In other parts of the UK two or three cuts of silage crops are the norm, corncrakes cannot survive within systems like these, so have been pushed to the very edge of their range.

Increased uptake in agri-environmental schemes has resulted in more habitat for these birds, but current insecurities about the future of the subsidy schemes means the future is once again unclear.

This year, however, there was rises in numbers across the Outer Hebrides. North Uist had the highest numbers, with 128 calling males.

This was an increase from 99 last year. South Uist had 89, an increase of 19.

However, the other islands showed slight declines, with Lewis only having 68 birds, though there were 140 calling males present in 2014.

Benbecula was also disappointing, though there was a 2-bird increase on last year’s total to 7 this year.

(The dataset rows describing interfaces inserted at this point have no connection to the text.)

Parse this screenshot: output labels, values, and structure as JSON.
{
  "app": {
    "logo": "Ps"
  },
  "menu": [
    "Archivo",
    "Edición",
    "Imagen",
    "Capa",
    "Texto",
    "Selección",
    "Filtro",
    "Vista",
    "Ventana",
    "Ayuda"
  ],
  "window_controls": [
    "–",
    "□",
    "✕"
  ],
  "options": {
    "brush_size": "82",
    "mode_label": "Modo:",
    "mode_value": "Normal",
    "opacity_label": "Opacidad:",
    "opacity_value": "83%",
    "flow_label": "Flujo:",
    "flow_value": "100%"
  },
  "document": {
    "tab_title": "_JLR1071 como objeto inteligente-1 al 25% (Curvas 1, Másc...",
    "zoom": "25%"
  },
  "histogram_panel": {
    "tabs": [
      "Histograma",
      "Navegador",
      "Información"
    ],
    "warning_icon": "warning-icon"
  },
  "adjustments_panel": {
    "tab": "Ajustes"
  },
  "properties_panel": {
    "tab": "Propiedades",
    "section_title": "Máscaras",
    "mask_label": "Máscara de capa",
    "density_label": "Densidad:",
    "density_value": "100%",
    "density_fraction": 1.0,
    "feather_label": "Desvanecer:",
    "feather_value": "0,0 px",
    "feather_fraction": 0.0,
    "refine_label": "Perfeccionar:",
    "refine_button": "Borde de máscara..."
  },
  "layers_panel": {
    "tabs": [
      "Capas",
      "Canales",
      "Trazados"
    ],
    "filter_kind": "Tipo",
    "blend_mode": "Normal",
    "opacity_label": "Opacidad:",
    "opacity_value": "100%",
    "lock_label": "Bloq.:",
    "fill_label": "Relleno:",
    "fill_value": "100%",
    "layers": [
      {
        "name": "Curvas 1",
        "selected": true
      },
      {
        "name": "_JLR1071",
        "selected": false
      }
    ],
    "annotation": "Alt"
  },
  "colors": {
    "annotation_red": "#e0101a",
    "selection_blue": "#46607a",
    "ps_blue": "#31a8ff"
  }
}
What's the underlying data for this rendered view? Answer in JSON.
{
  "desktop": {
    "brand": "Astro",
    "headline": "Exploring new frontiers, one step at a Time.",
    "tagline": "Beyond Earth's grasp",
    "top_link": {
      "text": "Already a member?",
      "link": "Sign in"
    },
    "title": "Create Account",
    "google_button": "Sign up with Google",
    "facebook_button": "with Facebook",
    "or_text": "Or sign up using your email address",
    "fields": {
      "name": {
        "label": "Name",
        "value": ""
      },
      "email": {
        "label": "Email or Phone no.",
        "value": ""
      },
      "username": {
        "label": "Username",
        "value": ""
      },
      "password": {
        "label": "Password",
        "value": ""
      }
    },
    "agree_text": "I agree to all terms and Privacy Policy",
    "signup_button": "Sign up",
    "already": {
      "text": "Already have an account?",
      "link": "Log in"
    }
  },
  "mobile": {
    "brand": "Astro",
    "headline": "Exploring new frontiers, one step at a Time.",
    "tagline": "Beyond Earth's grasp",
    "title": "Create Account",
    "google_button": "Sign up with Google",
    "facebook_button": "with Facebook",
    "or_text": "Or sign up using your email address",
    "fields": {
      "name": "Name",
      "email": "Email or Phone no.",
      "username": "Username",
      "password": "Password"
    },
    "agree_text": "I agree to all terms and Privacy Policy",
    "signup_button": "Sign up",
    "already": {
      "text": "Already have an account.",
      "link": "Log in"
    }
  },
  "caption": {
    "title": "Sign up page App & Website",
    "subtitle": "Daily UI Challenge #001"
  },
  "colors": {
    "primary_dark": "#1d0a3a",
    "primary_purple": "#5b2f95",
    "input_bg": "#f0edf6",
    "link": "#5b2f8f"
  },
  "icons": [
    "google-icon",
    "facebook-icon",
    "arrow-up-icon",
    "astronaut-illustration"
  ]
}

In 2014, there were 31 calling males on Benbecula so the potential is there.

With the current uncertainty surrounding Brexit and the future of Agri-environmental climate schemes, the window for the last confirmed applications opens in January.

RSPB staff across the Outer Hebrides can help with applications, but would encourage all applicants to include some options for corncrakes in their plan.

For further advice or support, contact Jamie Boyle on 01876 560287 or via e-mail at [email protected]